# Source records
——
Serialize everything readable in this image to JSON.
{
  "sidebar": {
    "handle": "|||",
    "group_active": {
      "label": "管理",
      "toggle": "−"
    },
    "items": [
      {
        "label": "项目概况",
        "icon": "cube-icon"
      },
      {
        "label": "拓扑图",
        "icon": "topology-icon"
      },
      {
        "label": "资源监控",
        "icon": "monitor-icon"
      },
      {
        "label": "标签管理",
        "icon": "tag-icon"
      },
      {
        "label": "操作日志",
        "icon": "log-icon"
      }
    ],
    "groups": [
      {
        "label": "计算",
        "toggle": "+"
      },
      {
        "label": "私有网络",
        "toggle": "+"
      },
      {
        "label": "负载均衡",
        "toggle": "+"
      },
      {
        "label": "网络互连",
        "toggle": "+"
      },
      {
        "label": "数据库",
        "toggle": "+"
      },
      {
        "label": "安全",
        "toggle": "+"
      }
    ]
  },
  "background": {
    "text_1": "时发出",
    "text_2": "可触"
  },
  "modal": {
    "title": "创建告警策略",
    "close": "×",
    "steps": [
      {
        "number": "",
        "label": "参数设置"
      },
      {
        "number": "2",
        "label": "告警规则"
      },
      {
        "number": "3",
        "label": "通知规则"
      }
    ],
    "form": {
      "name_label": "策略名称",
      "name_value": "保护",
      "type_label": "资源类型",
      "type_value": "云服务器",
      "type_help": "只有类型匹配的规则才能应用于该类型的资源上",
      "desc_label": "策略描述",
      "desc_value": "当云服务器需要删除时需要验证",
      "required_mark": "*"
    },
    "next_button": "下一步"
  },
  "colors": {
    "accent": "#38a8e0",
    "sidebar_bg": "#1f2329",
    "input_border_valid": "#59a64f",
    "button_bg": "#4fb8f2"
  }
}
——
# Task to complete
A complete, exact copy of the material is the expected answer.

# Result below
Serialize everything readable in this image to JSON.
{
  "sidebar": {
    "handle": "|||",
    "group_active": {
      "label": "管理",
      "toggle": "−"
    },
    "items": [
      {
        "label": "项目概况",
        "icon": "cube-icon"
      },
      {
        "label": "拓扑图",
        "icon": "topology-icon"
      },
      {
        "label": "资源监控",
        "icon": "monitor-icon"
      },
      {
        "label": "标签管理",
        "icon": "tag-icon"
      },
      {
        "label": "操作日志",
        "icon": "log-icon"
      }
    ],
    "groups": [
      {
        "label": "计算",
        "toggle": "+"
      },
      {
        "label": "私有网络",
        "toggle": "+"
      },
      {
        "label": "负载均衡",
        "toggle": "+"
      },
      {
        "label": "网络互连",
        "toggle": "+"
      },
      {
        "label": "数据库",
        "toggle": "+"
      },
      {
        "label": "安全",
        "toggle": "+"
      }
    ]
  },
  "background": {
    "text_1": "时发出",
    "text_2": "可触"
  },
  "modal": {
    "title": "创建告警策略",
    "close": "×",
    "steps": [
      {
        "number": "",
        "label": "参数设置"
      },
      {
        "number": "2",
        "label": "告警规则"
      },
      {
        "number": "3",
        "label": "通知规则"
      }
    ],
    "form": {
      "name_label": "策略名称",
      "name_value": "保护",
      "type_label": "资源类型",
      "type_value": "云服务器",
      "type_help": "只有类型匹配的规则才能应用于该类型的资源上",
      "desc_label": "策略描述",
      "desc_value": "当云服务器需要删除时需要验证",
      "required_mark": "*"
    },
    "next_button": "下一步"
  },
  "colors": {
    "accent": "#38a8e0",
    "sidebar_bg": "#1f2329",
    "input_border_valid": "#59a64f",
    "button_bg": "#4fb8f2"
  }
}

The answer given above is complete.